**WHAT YOU WILL DO**: In the records that follow, locate every line with "localhost" and extract it.
BEGIN RECORDED DATA
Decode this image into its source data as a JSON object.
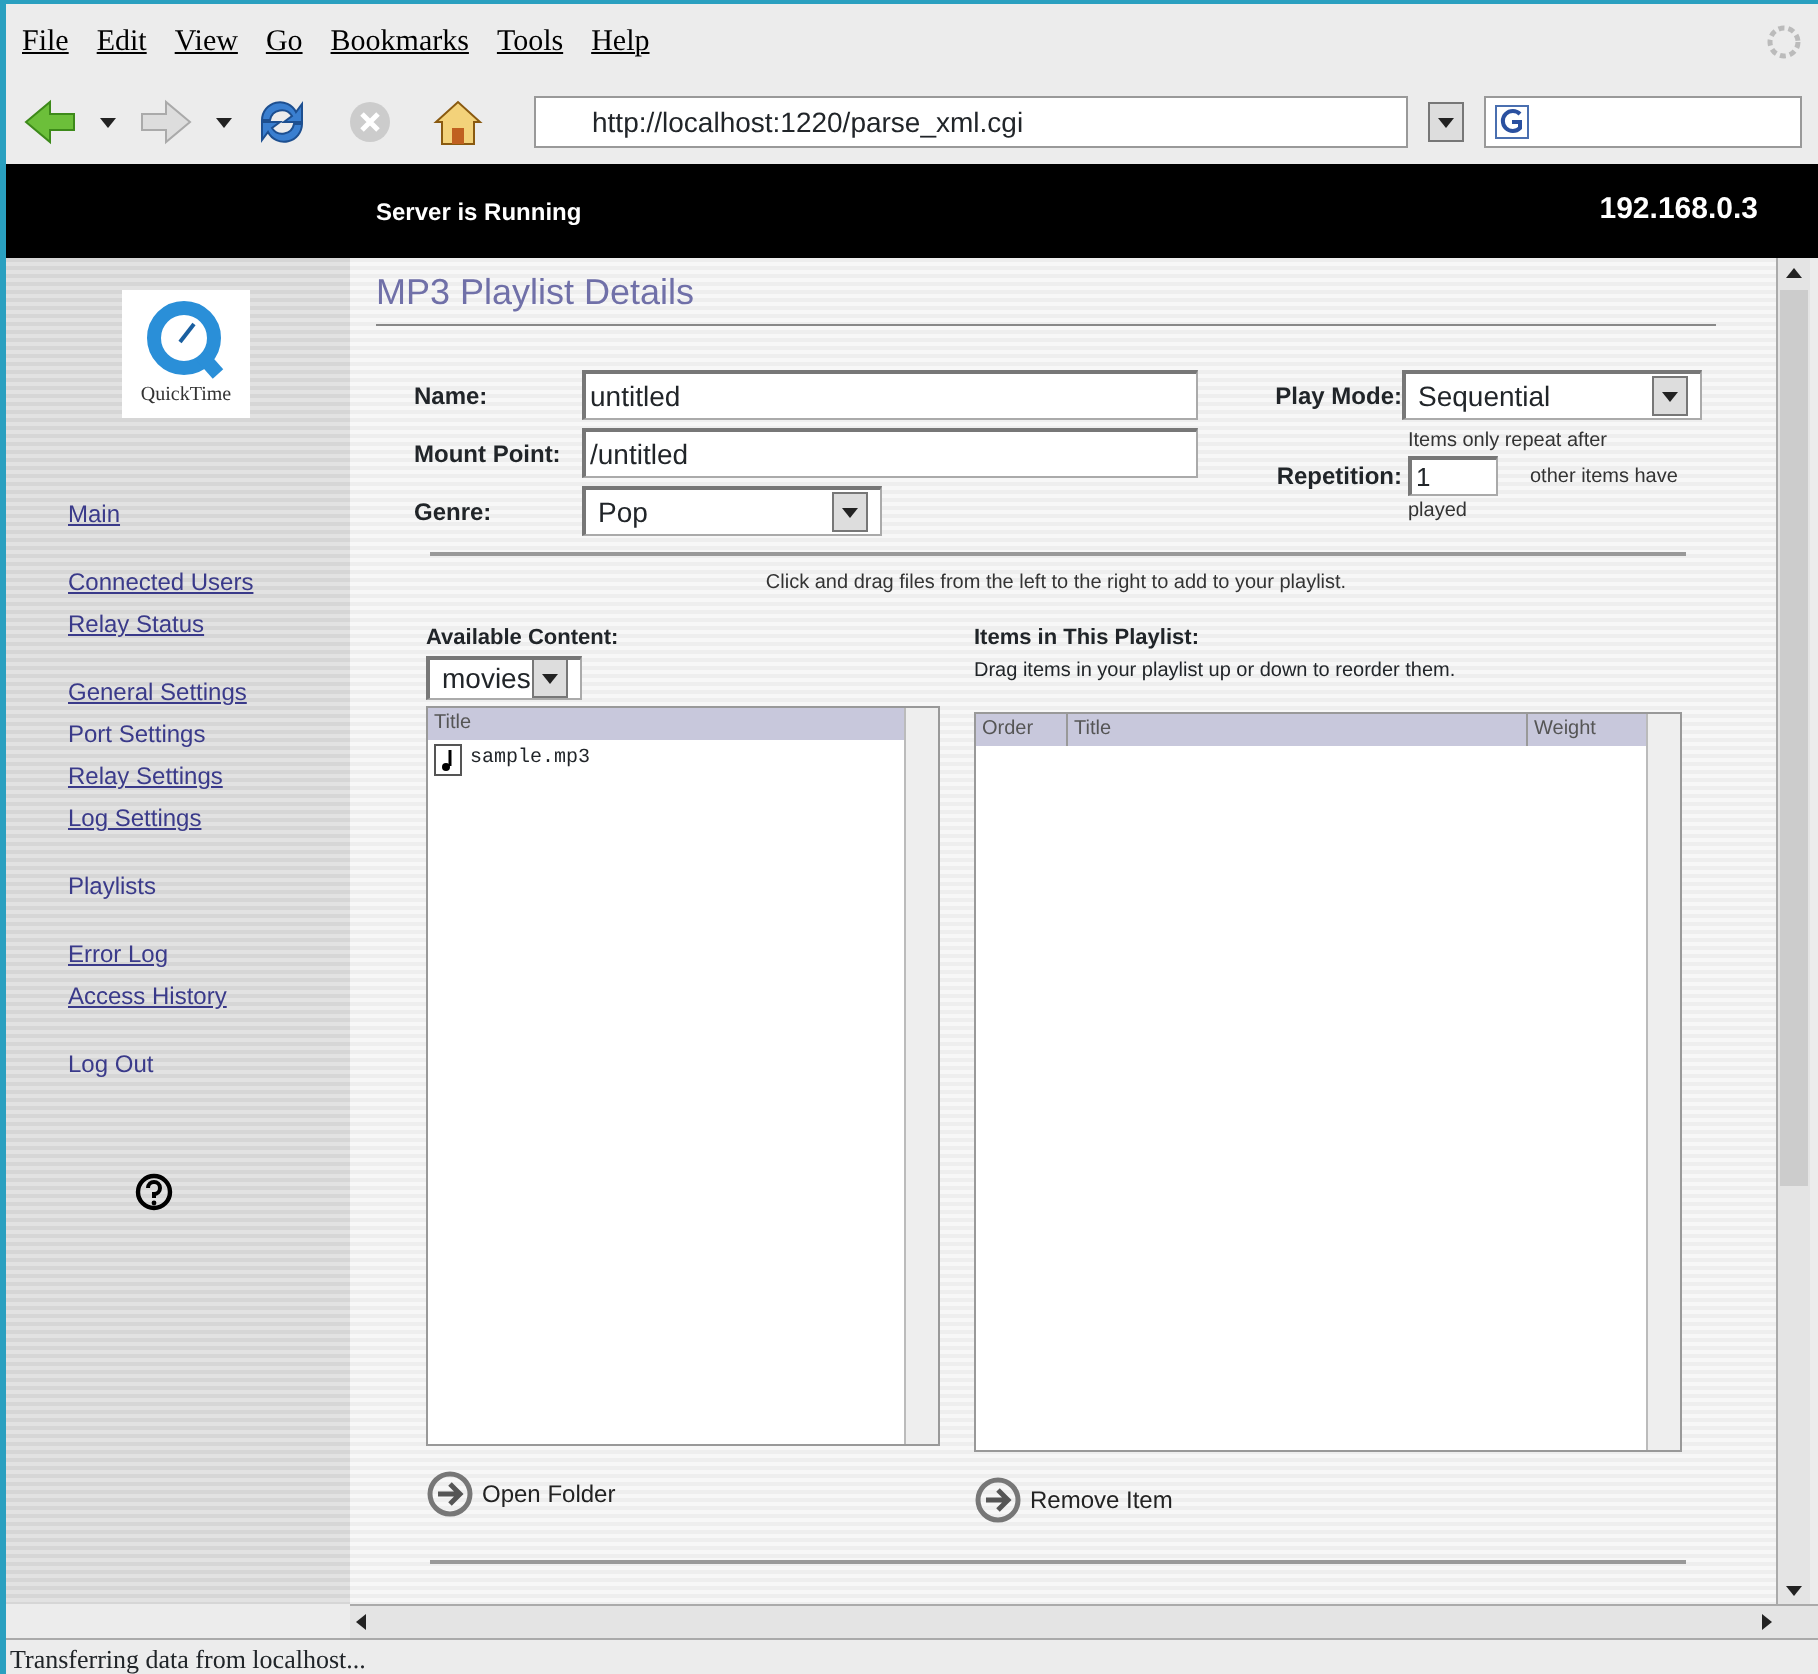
{
  "menu": [
    "File",
    "Edit",
    "View",
    "Go",
    "Bookmarks",
    "Tools",
    "Help"
  ],
  "toolbar": {
    "url": "http://localhost:1220/parse_xml.cgi"
  },
  "header": {
    "status": "Server is Running",
    "address": "192.168.0.3"
  },
  "sidebar": {
    "logo_caption": "QuickTime",
    "groups": [
      [
        {
          "label": "Main",
          "underlined": true
        }
      ],
      [
        {
          "label": "Connected Users",
          "underlined": true
        },
        {
          "label": "Relay Status",
          "underlined": true
        }
      ],
      [
        {
          "label": "General Settings",
          "underlined": true
        },
        {
          "label": "Port Settings",
          "underlined": false
        },
        {
          "label": "Relay Settings",
          "underlined": true
        },
        {
          "label": "Log Settings",
          "underlined": true
        }
      ],
      [
        {
          "label": "Playlists",
          "underlined": false
        }
      ],
      [
        {
          "label": "Error Log",
          "underlined": true
        },
        {
          "label": "Access History",
          "underlined": true
        }
      ],
      [
        {
          "label": "Log Out",
          "underlined": false
        }
      ]
    ]
  },
  "page": {
    "title": "MP3 Playlist Details",
    "name": {
      "label": "Name:",
      "value": "untitled"
    },
    "mount_point": {
      "label": "Mount Point:",
      "value": "/untitled"
    },
    "genre": {
      "label": "Genre:",
      "value": "Pop"
    },
    "play_mode": {
      "label": "Play Mode:",
      "value": "Sequential"
    },
    "repetition": {
      "label": "Repetition:",
      "before": "Items only repeat after",
      "value": "1",
      "after": "other items have",
      "after_2": "played"
    },
    "hint": "Click and drag files from the left to the right to add to your playlist.",
    "available": {
      "label": "Available Content:",
      "folder": "movies",
      "columns": [
        "Title"
      ],
      "rows": [
        {
          "title": "sample.mp3"
        }
      ],
      "button": "Open Folder"
    },
    "playlist": {
      "label": "Items in This Playlist:",
      "hint": "Drag items in your playlist up or down to reorder them.",
      "columns": [
        "Order",
        "Title",
        "Weight"
      ],
      "button": "Remove Item"
    }
  },
  "status_bar": "Transferring data from localhost..."
}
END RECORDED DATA
**ANSWER TO THIS PROBLEM**:
    "url": "http://localhost:1220/parse_xml.cgi"
  "status_bar": "Transferring data from localhost..."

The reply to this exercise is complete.